a1 University of Iceland
It is widely accepted that vagueness in law calls for a specific interpretation of the law—interpretation that changes the meaning of the law and makes it more precise. According to this view, vagueness causes gaps in the law, and the role of legal interpretation in the case of vagueness is to fill such gaps. I argue that this view is mistaken and defend the thesis that vagueness in law calls only for an application of the law to the case at hand, leaving the meaning of the law intact.
* The ideas in this paper were first developed at the conference on Law, Language, and Interpretation at the University of Akureyri, Iceland, Spring 2007, and then at the conference on Language and Law at the Center for the Study of Mind in Nature, University of Oslo, Norway, June 2008. I am grateful to the participants at these conferences for helpful discussions. I also thank Matti Eklund for helpful comments.

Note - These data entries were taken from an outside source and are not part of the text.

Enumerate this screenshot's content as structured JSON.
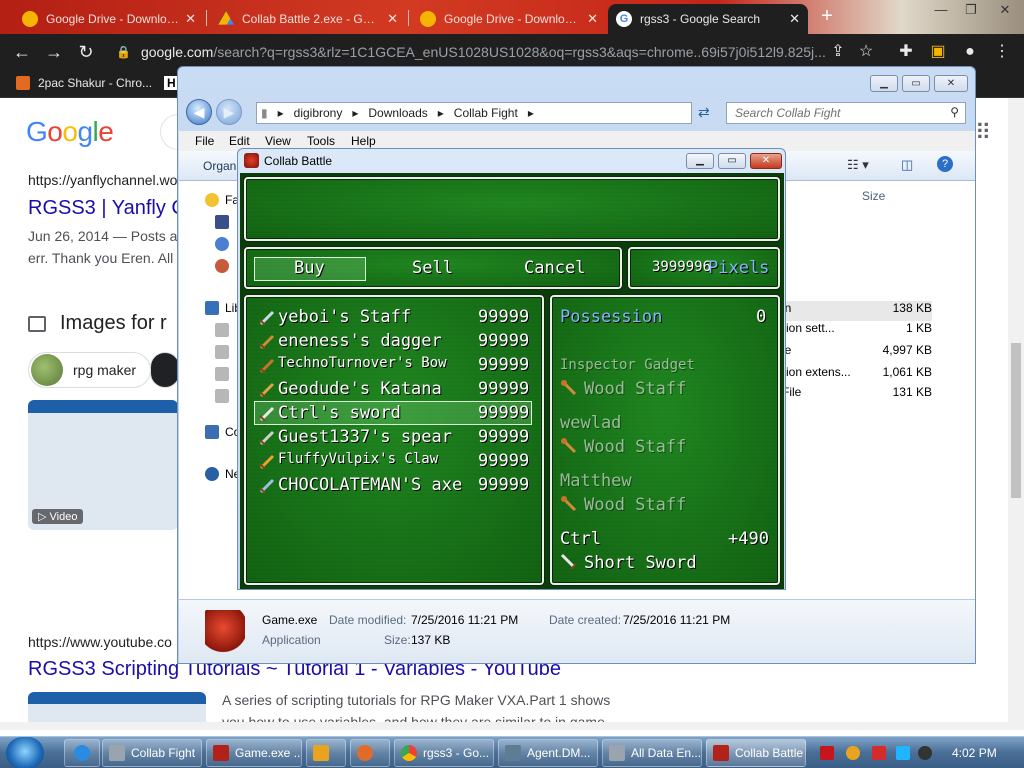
{
  "browser": {
    "tabs": [
      {
        "title": "Google Drive - Downloads"
      },
      {
        "title": "Collab Battle 2.exe - Google"
      },
      {
        "title": "Google Drive - Downloads"
      },
      {
        "title": "rgss3 - Google Search"
      }
    ],
    "url_host": "google.com",
    "url_path": "/search?q=rgss3&rlz=1C1GCEA_enUS1028US1028&oq=rgss3&aqs=chrome..69i57j0i512l9.825j...",
    "bookmarks": [
      {
        "label": "2pac Shakur - Chro..."
      },
      {
        "label": "H"
      }
    ]
  },
  "google": {
    "logo": "Google",
    "result1": {
      "cite": "https://yanflychannel.wo",
      "title": "RGSS3 | Yanfly C",
      "snippet1": "Jun 26, 2014 — Posts a",
      "snippet2": "err. Thank you Eren. All"
    },
    "images_header": "Images for r",
    "chip1": "rpg maker",
    "video_badge": "▷ Video",
    "result2": {
      "cite": "https://www.youtube.co",
      "title": "RGSS3 Scripting Tutorials ~ Tutorial 1 - Variables - YouTube",
      "snippet1": "A series of scripting tutorials for RPG Maker VXA.Part 1 shows",
      "snippet2": "you how to use variables, and how they are similar to in game"
    }
  },
  "explorer": {
    "breadcrumb": [
      "digibrony",
      "Downloads",
      "Collab Fight"
    ],
    "search_placeholder": "Search Collab Fight",
    "menu": [
      "File",
      "Edit",
      "View",
      "Tools",
      "Help"
    ],
    "organize": "Organi",
    "size_header": "Size",
    "nav_items": [
      "Fa",
      "Lib",
      "Co",
      "Ne"
    ],
    "files": [
      {
        "type": "er",
        "size": ""
      },
      {
        "type": "er",
        "size": ""
      },
      {
        "type": "er",
        "size": ""
      },
      {
        "type": "er",
        "size": ""
      },
      {
        "type": "tion",
        "size": "138 KB"
      },
      {
        "type": "ration sett...",
        "size": "1 KB"
      },
      {
        "type": "File",
        "size": "4,997 KB"
      },
      {
        "type": "ration extens...",
        "size": "1,061 KB"
      },
      {
        "type": "2 File",
        "size": "131 KB"
      }
    ],
    "details": {
      "name": "Game.exe",
      "kind": "Application",
      "modified_label": "Date modified:",
      "modified": "7/25/2016 11:21 PM",
      "created_label": "Date created:",
      "created": "7/25/2016 11:21 PM",
      "size_label": "Size:",
      "size": "137 KB"
    }
  },
  "game": {
    "window_title": "Collab Battle",
    "commands": [
      "Buy",
      "Sell",
      "Cancel"
    ],
    "gold_value": "3999996",
    "gold_unit": "Pixels",
    "items": [
      {
        "name": "yeboi's Staff",
        "price": "99999",
        "icon": "staff-icon"
      },
      {
        "name": "eneness's dagger",
        "price": "99999",
        "icon": "dagger-icon"
      },
      {
        "name": "TechnoTurnover's Bow",
        "price": "99999",
        "icon": "bow-icon"
      },
      {
        "name": "Geodude's Katana",
        "price": "99999",
        "icon": "katana-icon"
      },
      {
        "name": "Ctrl's sword",
        "price": "99999",
        "icon": "sword-icon"
      },
      {
        "name": "Guest1337's spear",
        "price": "99999",
        "icon": "spear-icon"
      },
      {
        "name": "FluffyVulpix's Claw",
        "price": "99999",
        "icon": "claw-icon"
      },
      {
        "name": "CHOCOLATEMAN'S axe",
        "price": "99999",
        "icon": "axe-icon"
      }
    ],
    "selected_index": 4,
    "status": {
      "possession_label": "Possession",
      "possession_value": "0",
      "actors": [
        {
          "name": "Inspector Gadget",
          "equip": "Wood Staff",
          "delta": ""
        },
        {
          "name": "wewlad",
          "equip": "Wood Staff",
          "delta": ""
        },
        {
          "name": "Matthew",
          "equip": "Wood Staff",
          "delta": ""
        },
        {
          "name": "Ctrl",
          "equip": "Short Sword",
          "delta": "+490"
        }
      ]
    }
  },
  "taskbar": {
    "items": [
      {
        "label": "Collab Fight"
      },
      {
        "label": "Game.exe ..."
      },
      {
        "label": ""
      },
      {
        "label": ""
      },
      {
        "label": "rgss3 - Go..."
      },
      {
        "label": "Agent.DM..."
      },
      {
        "label": "All Data En..."
      },
      {
        "label": "Collab Battle"
      }
    ],
    "clock": "4:02 PM"
  }
}
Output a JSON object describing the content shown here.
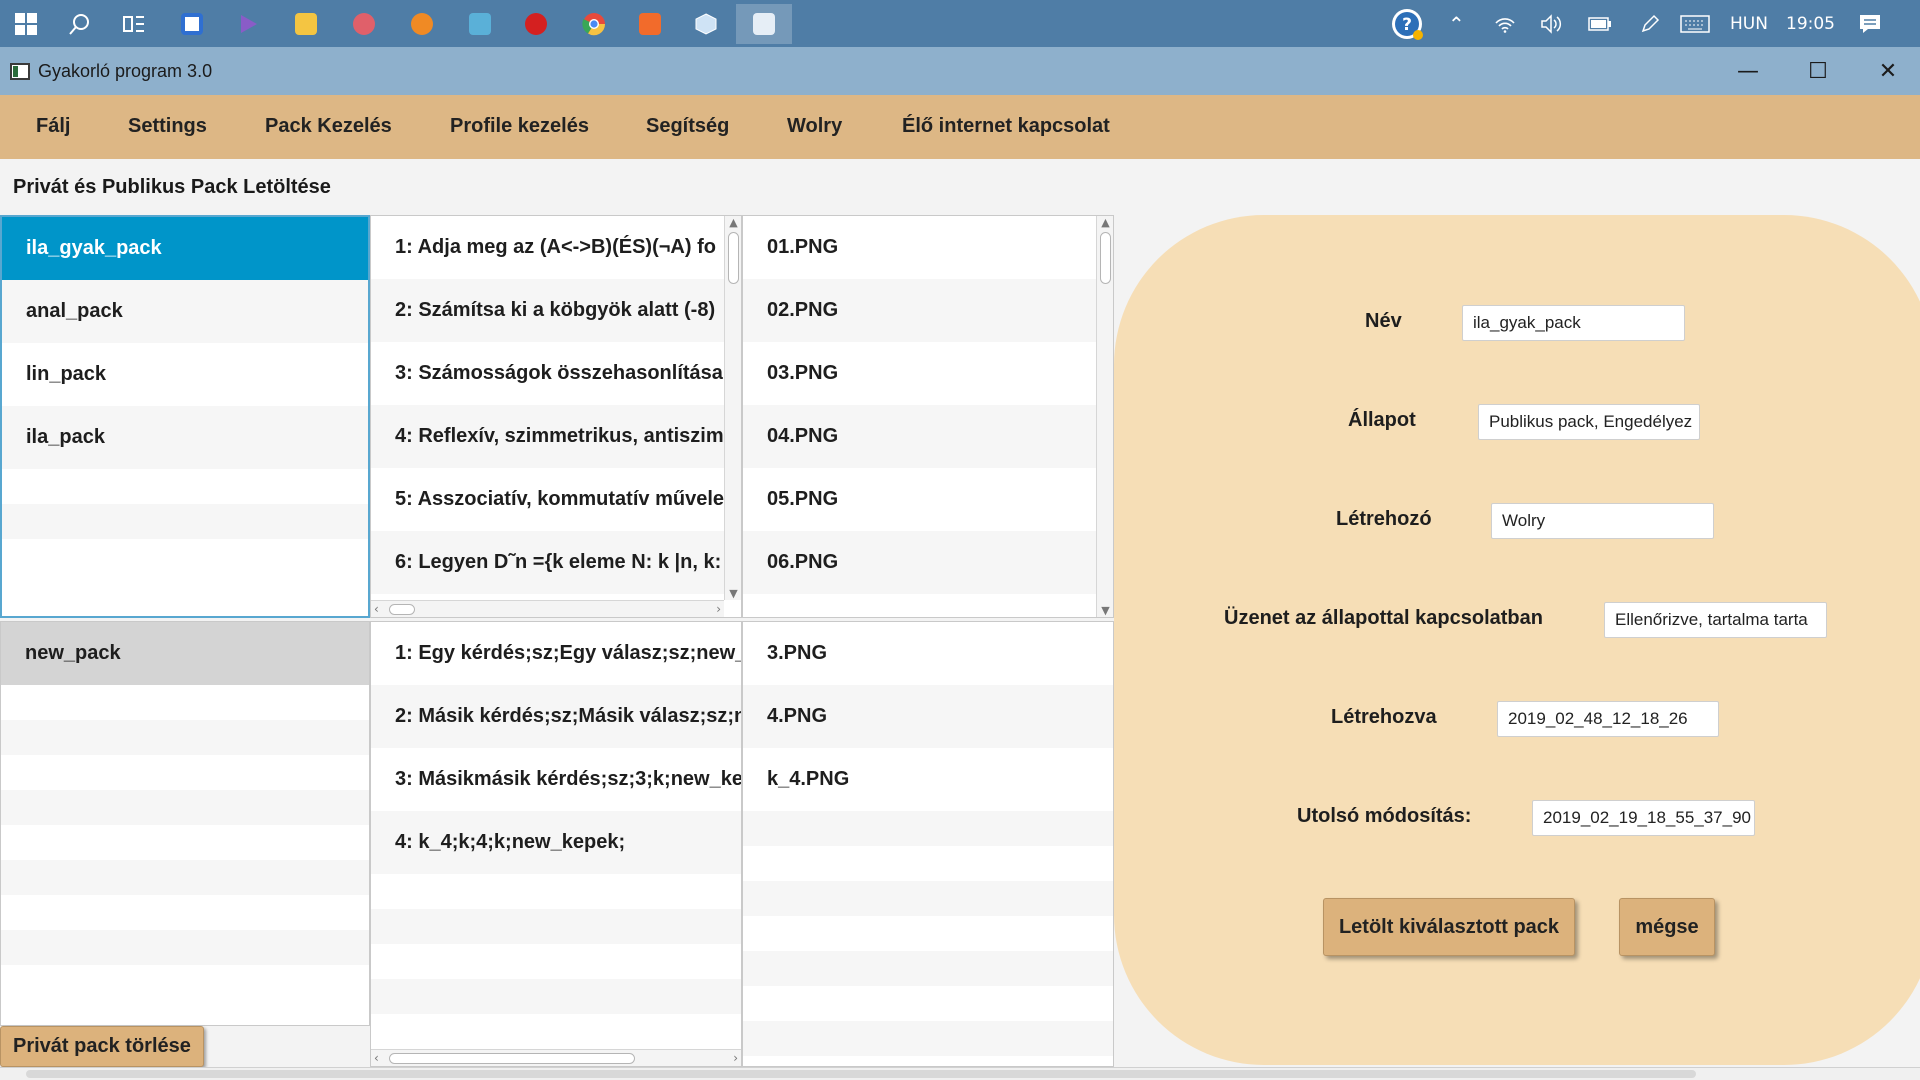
{
  "taskbar": {
    "pinned_icons": [
      {
        "name": "windows-start-icon",
        "color": "#ffffff"
      },
      {
        "name": "search-icon",
        "color": "#ffffff"
      },
      {
        "name": "task-view-icon",
        "color": "#ffffff"
      },
      {
        "name": "store-icon",
        "color": "#f2c94c"
      },
      {
        "name": "visual-studio-icon",
        "color": "#8a5cc7"
      },
      {
        "name": "file-explorer-icon",
        "color": "#f4c542"
      },
      {
        "name": "app-icon-1",
        "color": "#e0606a"
      },
      {
        "name": "app-icon-2",
        "color": "#f08a24"
      },
      {
        "name": "app-icon-3",
        "color": "#5ab0d8"
      },
      {
        "name": "app-icon-4",
        "color": "#d42020"
      },
      {
        "name": "chrome-icon",
        "color": "#e84a3c"
      },
      {
        "name": "xampp-icon",
        "color": "#f26b2b"
      },
      {
        "name": "app-icon-5",
        "color": "#cfe3f5"
      },
      {
        "name": "java-icon",
        "color": "#e6eef6"
      }
    ],
    "tray": {
      "language": "HUN",
      "time": "19:05"
    }
  },
  "window": {
    "title": "Gyakorló program 3.0",
    "minimize": "—",
    "maximize": "☐",
    "close": "✕"
  },
  "menu": {
    "items": [
      "Fálj",
      "Settings",
      "Pack Kezelés",
      "Profile kezelés",
      "Segítség",
      "Wolry",
      "Élő internet kapcsolat"
    ]
  },
  "section_title": "Privát és Publikus Pack Letöltése",
  "public_packs": [
    "ila_gyak_pack",
    "anal_pack",
    "lin_pack",
    "ila_pack"
  ],
  "public_questions": [
    "1: Adja meg az (A<->B)(ÉS)(¬A) fo",
    "2: Számítsa ki a köbgyök alatt (-8)",
    "3: Számosságok összehasonlítása",
    "4: Reflexív, szimmetrikus, antiszim",
    "5: Asszociatív, kommutatív művele",
    "6: Legyen D˜n ={k eleme N: k |n, k:"
  ],
  "public_images": [
    "01.PNG",
    "02.PNG",
    "03.PNG",
    "04.PNG",
    "05.PNG",
    "06.PNG"
  ],
  "private_packs": [
    "new_pack"
  ],
  "private_questions": [
    "1: Egy kérdés;sz;Egy válasz;sz;new_",
    "2: Másik kérdés;sz;Másik válasz;sz;n",
    "3: Másikmásik kérdés;sz;3;k;new_ke",
    "4: k_4;k;4;k;new_kepek;"
  ],
  "private_images": [
    "3.PNG",
    "4.PNG",
    "k_4.PNG"
  ],
  "delete_button": "Privát pack törlése",
  "details": {
    "name_label": "Név",
    "name_value": "ila_gyak_pack",
    "status_label": "Állapot",
    "status_value": "Publikus pack, Engedélyez",
    "creator_label": "Létrehozó",
    "creator_value": "Wolry",
    "message_label": "Üzenet az állapottal kapcsolatban",
    "message_value": "Ellenőrizve, tartalma tarta",
    "created_label": "Létrehozva",
    "created_value": "2019_02_48_12_18_26",
    "modified_label": "Utolsó módosítás:",
    "modified_value": "2019_02_19_18_55_37_90",
    "download_button": "Letölt kiválasztott pack",
    "cancel_button": "mégse"
  },
  "colors": {
    "taskbar": "#4f7da6",
    "titlebar": "#8eb0cc",
    "menubar": "#ddb785",
    "selection": "#0095c9",
    "panel": "#f6deb6",
    "button": "#dcb27c"
  }
}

The paper is greatly improved due to comments by two anonymous referees for this journal.